#### REQUIRED ACTION
Copy every line from the records below that holds the word "chevron".

#### EXTRACTED ENTRIES
----------

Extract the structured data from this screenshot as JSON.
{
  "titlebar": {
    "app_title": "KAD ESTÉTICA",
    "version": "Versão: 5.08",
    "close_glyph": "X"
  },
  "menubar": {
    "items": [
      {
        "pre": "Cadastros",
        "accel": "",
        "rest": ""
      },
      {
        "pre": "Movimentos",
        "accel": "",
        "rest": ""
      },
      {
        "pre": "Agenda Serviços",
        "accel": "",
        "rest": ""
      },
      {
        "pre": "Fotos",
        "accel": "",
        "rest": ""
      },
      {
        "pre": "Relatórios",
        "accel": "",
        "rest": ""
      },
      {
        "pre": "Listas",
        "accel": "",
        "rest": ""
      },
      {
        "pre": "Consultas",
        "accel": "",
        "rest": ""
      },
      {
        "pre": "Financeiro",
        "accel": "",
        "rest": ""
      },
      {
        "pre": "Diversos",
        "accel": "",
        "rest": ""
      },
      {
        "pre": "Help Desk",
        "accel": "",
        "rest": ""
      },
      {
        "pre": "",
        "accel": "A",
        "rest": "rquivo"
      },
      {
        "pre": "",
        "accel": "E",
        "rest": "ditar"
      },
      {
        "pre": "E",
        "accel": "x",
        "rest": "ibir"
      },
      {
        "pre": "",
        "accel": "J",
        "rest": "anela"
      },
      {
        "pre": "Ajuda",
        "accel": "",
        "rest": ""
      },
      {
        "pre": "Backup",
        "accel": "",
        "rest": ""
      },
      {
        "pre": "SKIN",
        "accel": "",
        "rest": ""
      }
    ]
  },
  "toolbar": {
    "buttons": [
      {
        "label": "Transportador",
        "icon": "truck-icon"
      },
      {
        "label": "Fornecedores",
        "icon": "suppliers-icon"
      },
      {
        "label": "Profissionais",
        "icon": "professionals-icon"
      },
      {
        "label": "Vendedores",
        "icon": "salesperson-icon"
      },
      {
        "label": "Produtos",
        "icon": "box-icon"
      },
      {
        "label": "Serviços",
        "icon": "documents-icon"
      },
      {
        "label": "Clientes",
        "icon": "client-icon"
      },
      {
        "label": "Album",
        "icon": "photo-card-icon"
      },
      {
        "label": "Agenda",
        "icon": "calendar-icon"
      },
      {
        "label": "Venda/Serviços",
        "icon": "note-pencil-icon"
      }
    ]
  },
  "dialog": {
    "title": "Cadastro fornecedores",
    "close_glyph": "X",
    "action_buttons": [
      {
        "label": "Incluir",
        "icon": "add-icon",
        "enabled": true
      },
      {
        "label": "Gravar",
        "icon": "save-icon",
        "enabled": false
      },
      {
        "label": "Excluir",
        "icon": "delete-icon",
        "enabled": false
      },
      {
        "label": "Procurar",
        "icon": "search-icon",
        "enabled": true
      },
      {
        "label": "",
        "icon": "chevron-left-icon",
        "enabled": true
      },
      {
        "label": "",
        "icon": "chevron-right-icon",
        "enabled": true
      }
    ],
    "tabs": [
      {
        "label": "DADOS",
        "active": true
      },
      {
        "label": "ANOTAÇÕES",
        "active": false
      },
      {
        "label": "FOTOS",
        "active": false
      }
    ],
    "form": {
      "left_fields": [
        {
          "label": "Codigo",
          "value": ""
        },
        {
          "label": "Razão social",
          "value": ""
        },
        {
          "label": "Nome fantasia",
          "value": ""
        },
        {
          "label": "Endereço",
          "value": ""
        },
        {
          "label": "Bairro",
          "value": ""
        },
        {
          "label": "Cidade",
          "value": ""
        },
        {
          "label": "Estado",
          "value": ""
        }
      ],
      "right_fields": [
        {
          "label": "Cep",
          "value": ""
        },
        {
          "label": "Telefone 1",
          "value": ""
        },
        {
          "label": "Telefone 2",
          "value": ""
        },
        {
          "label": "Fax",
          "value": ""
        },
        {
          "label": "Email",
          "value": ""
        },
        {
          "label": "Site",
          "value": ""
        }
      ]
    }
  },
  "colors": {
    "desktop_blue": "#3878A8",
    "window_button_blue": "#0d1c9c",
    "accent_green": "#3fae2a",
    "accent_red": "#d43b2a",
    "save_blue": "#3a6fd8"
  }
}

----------

#### TASK SOLUTION
        "icon": "chevron-left-icon",
        "icon": "chevron-right-icon",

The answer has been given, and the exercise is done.